In 2007, the
Spanish government began a five-year development project in La Chureca, the
municipal trash dump in Managua home to over 150 families. As part of the project, the trash dump that
provides the sole means of income for families would be turned into a landfill,
a recycling plant would be built and new houses would be constructed. After years of anticipation the changes are
now really coming to fruition. The
recycling plant was up and running in early December, offering a set salary to
at least one parent of each household. The
day before the current group of Program Directors was set to leave for Winter
Break, the government barged into the community in large camouflage painted
trucks tearing away the old houses piece by piece. Families were moved one by one to their new
houses in a matter of a few hours.
Returning from break, we were anxious to find each family safe and
healthy in their new homes. For the
majority, this is what we found.
Children running around their new concrete floors, jumping on their own
sturdy twin beds, drinking their milk in a new kitchen; on the outside it
seemed idyllic. However, used to living
in houses where gas and water were free, running their new sink taps and
cooking in their new stoves would quickly come at a cost. The livestock their livelihoods relied on are
prohibited in the new land.
Additionally, families are only secured a job at the recycling plant
provided they have an identification card and clean criminal record,
requirements achieved by few. Most
disheartening is the reality that not every family received a title for new
land if they were not present for the census in 2007. For the time being, we are staying in our
clinic as long as the government allows.
We have bought new land near the new houses and are waiting to secure

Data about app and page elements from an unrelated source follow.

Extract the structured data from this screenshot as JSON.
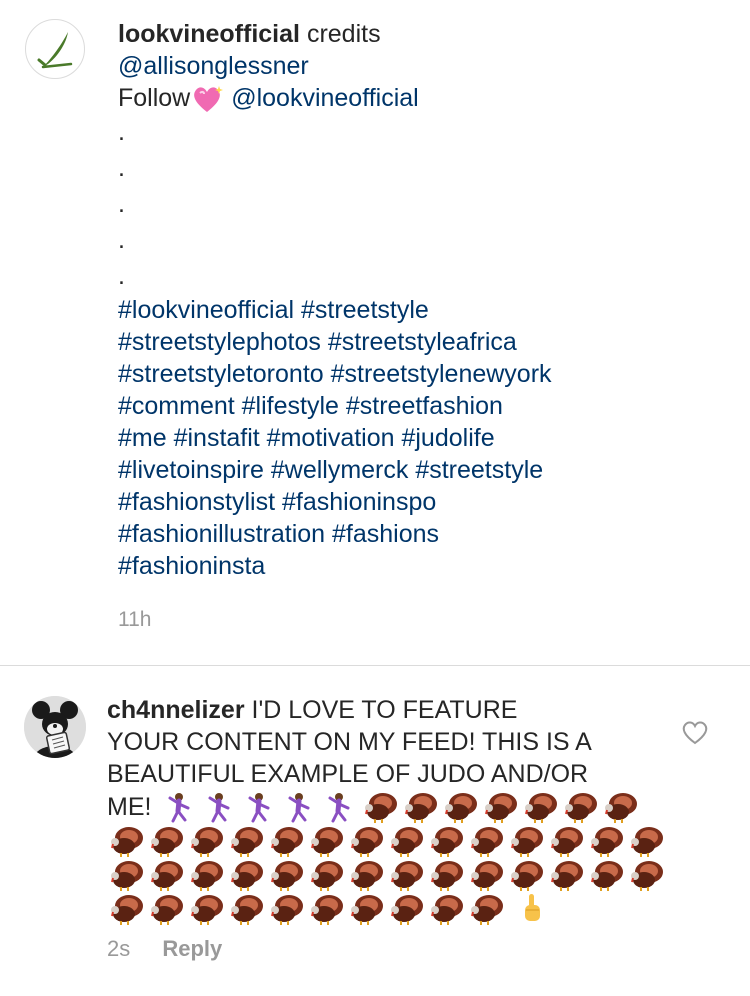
{
  "post": {
    "username": "lookvineofficial",
    "credits_word": "credits",
    "mention_credit": "@allisonglessner",
    "follow_word": "Follow",
    "follow_emoji": "sparkling-heart",
    "mention_follow": "@lookvineofficial",
    "dots": [
      ".",
      ".",
      ".",
      ".",
      "."
    ],
    "hashtag_lines": [
      "#lookvineofficial #streetstyle",
      "#streetstylephotos #streetstyleafrica",
      "#streetstyletoronto #streetstylenewyork",
      "#comment #lifestyle #streetfashion",
      "#me #instafit #motivation #judolife",
      "#livetoinspire #wellymerck #streetstyle",
      "#fashionstylist #fashioninspo",
      "#fashionillustration #fashions",
      "#fashioninsta"
    ],
    "timestamp": "11h"
  },
  "comment": {
    "username": "ch4nnelizer",
    "text_lines": [
      "I'D LOVE TO FEATURE",
      "YOUR CONTENT ON MY FEED! THIS IS A",
      "BEAUTIFUL EXAMPLE OF JUDO AND/OR",
      "ME!"
    ],
    "emoji_dancers": 5,
    "emoji_turkeys": 45,
    "emoji_hand": "pointing-finger",
    "timestamp": "2s",
    "reply_label": "Reply"
  },
  "colors": {
    "link": "#003569",
    "text": "#262626",
    "muted": "#999999",
    "divider": "#dbdbdb",
    "leaf": "#4a7a2a"
  }
}
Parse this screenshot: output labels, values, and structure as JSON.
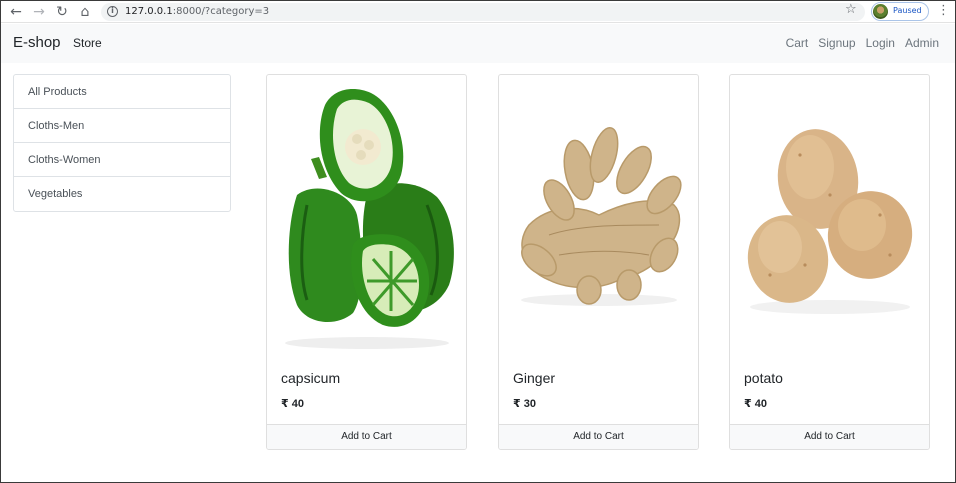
{
  "browser": {
    "url_host": "127.0.0.1",
    "url_rest": ":8000/?category=3",
    "profile_status": "Paused",
    "back_icon": "arrow-left-icon",
    "forward_icon": "arrow-right-icon",
    "reload_icon": "reload-icon",
    "home_icon": "home-icon",
    "star_icon": "star-icon",
    "menu_icon": "kebab-menu-icon"
  },
  "navbar": {
    "brand": "E-shop",
    "store": "Store",
    "links": [
      "Cart",
      "Signup",
      "Login",
      "Admin"
    ],
    "background": "#f8f9fa"
  },
  "sidebar": {
    "items": [
      "All Products",
      "Cloths-Men",
      "Cloths-Women",
      "Vegetables"
    ]
  },
  "products": [
    {
      "name": "capsicum",
      "price": "₹ 40",
      "button": "Add to Cart",
      "image": "green-capsicum-image"
    },
    {
      "name": "Ginger",
      "price": "₹ 30",
      "button": "Add to Cart",
      "image": "ginger-root-image"
    },
    {
      "name": "potato",
      "price": "₹ 40",
      "button": "Add to Cart",
      "image": "potatoes-image"
    }
  ]
}
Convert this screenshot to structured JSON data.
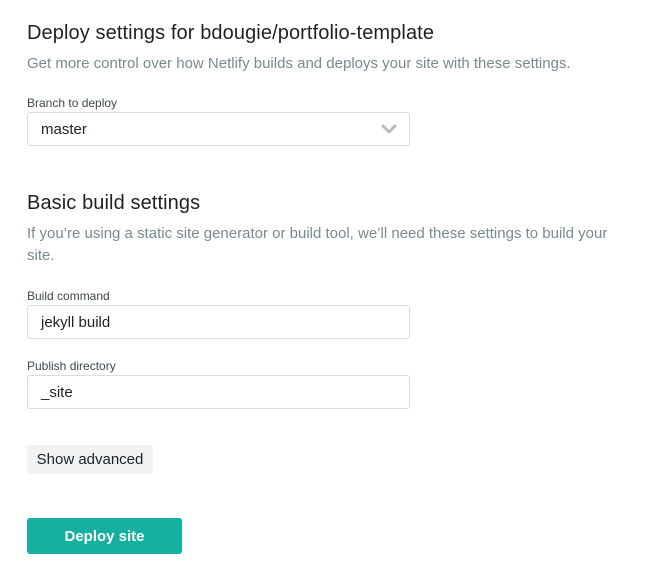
{
  "deploy_settings": {
    "heading": "Deploy settings for bdougie/portfolio-template",
    "description": "Get more control over how Netlify builds and deploys your site with these settings.",
    "branch_label": "Branch to deploy",
    "branch_value": "master",
    "branch_icon": "chevron-down-icon"
  },
  "build_settings": {
    "heading": "Basic build settings",
    "description_line1": "If you’re using a static site generator or build tool, we’ll need these settings to build your",
    "description_line2": "site.",
    "command_label": "Build command",
    "command_value": "jekyll build",
    "publish_label": "Publish directory",
    "publish_value": "_site"
  },
  "actions": {
    "show_advanced_label": "Show advanced",
    "deploy_label": "Deploy site"
  },
  "colors": {
    "primary_button": "#16b0a0",
    "muted_text": "#7a8a90",
    "input_border": "#d8dde0",
    "secondary_button": "#f0f2f3"
  }
}
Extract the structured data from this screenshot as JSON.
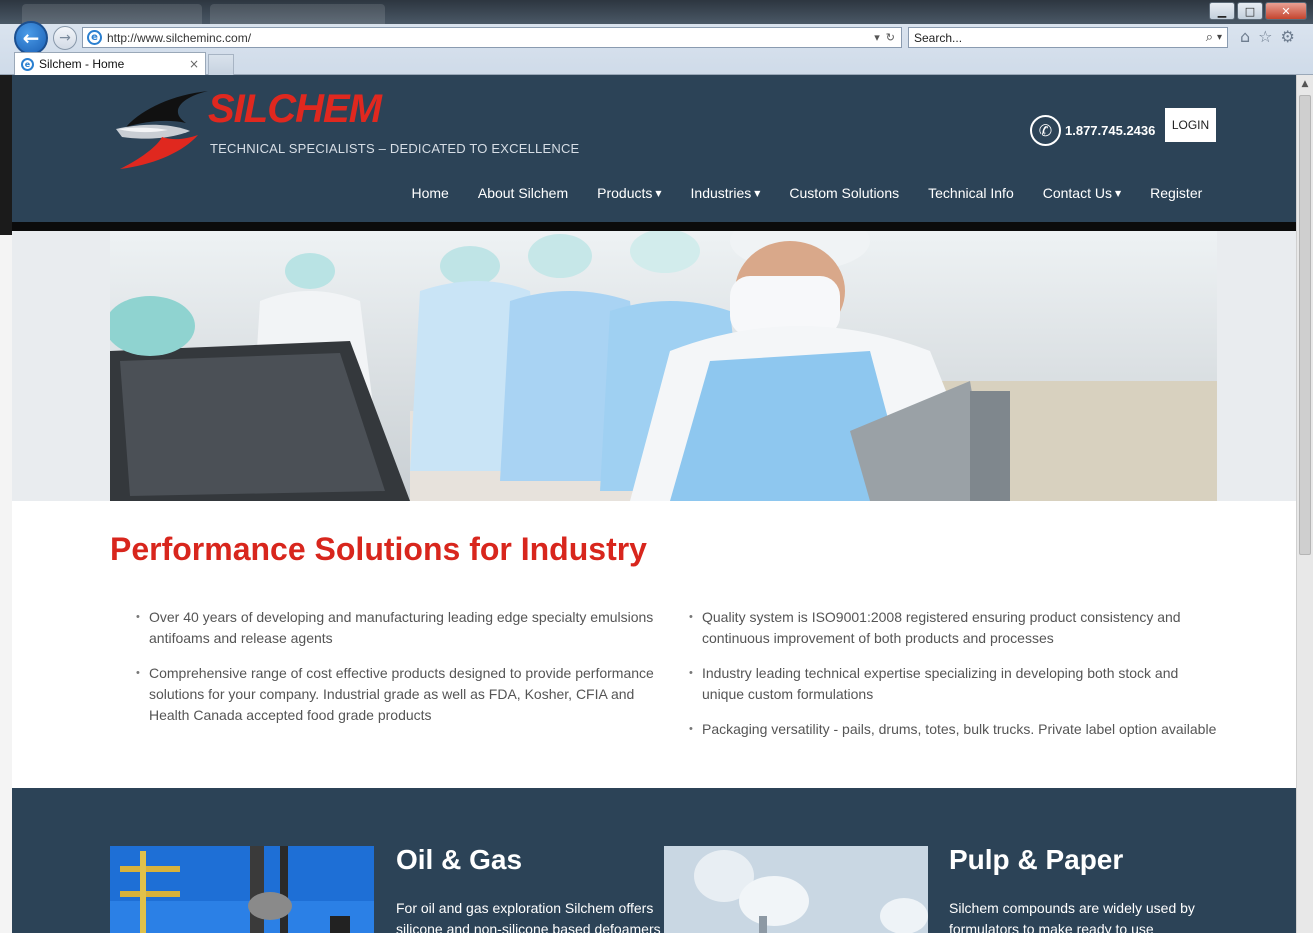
{
  "browser": {
    "address": "http://www.silcheminc.com/",
    "search_placeholder": "Search...",
    "tab_title": "Silchem - Home",
    "tab_close": "×",
    "back_glyph": "←",
    "forward_glyph": "→",
    "dropdown_glyph": "▾",
    "refresh_glyph": "↻",
    "search_glyph": "⌕",
    "home_glyph": "⌂",
    "star_glyph": "☆",
    "gear_glyph": "⚙",
    "minimize_glyph": "▁",
    "maximize_glyph": "□",
    "close_glyph": "✕",
    "scroll_up_glyph": "▲"
  },
  "header": {
    "brand": "SILCHEM",
    "tagline": "TECHNICAL SPECIALISTS – DEDICATED TO EXCELLENCE",
    "phone_glyph": "✆",
    "phone": "1.877.745.2436",
    "login": "LOGIN",
    "caret": "▼",
    "nav": [
      {
        "label": "Home"
      },
      {
        "label": "About Silchem"
      },
      {
        "label": "Products"
      },
      {
        "label": "Industries"
      },
      {
        "label": "Custom Solutions"
      },
      {
        "label": "Technical Info"
      },
      {
        "label": "Contact Us"
      },
      {
        "label": "Register"
      }
    ]
  },
  "intro": {
    "title": "Performance Solutions for Industry",
    "left_bullets": [
      "Over 40 years of developing and manufacturing leading edge specialty emulsions antifoams and release agents",
      "Comprehensive range of cost effective products designed to provide performance solutions for your company. Industrial grade as well as FDA, Kosher, CFIA and Health Canada accepted food grade products"
    ],
    "right_bullets": [
      "Quality system is ISO9001:2008 registered ensuring product consistency and continuous improvement of both products and processes",
      "Industry leading technical expertise specializing in developing both stock and unique custom formulations",
      "Packaging versatility - pails, drums, totes, bulk trucks. Private label option available"
    ]
  },
  "industries": [
    {
      "title": "Oil & Gas",
      "text": "For oil and gas exploration Silchem offers silicone and non-silicone based defoamers"
    },
    {
      "title": "Pulp & Paper",
      "text": "Silchem compounds are widely used by formulators to make ready to use"
    }
  ],
  "colors": {
    "accent_red": "#d8261d",
    "header_navy": "#2c4357"
  }
}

enough funding to move ahead with the project.
We are taking one day at a time and providing love and support to all
the families so dear to our hearts.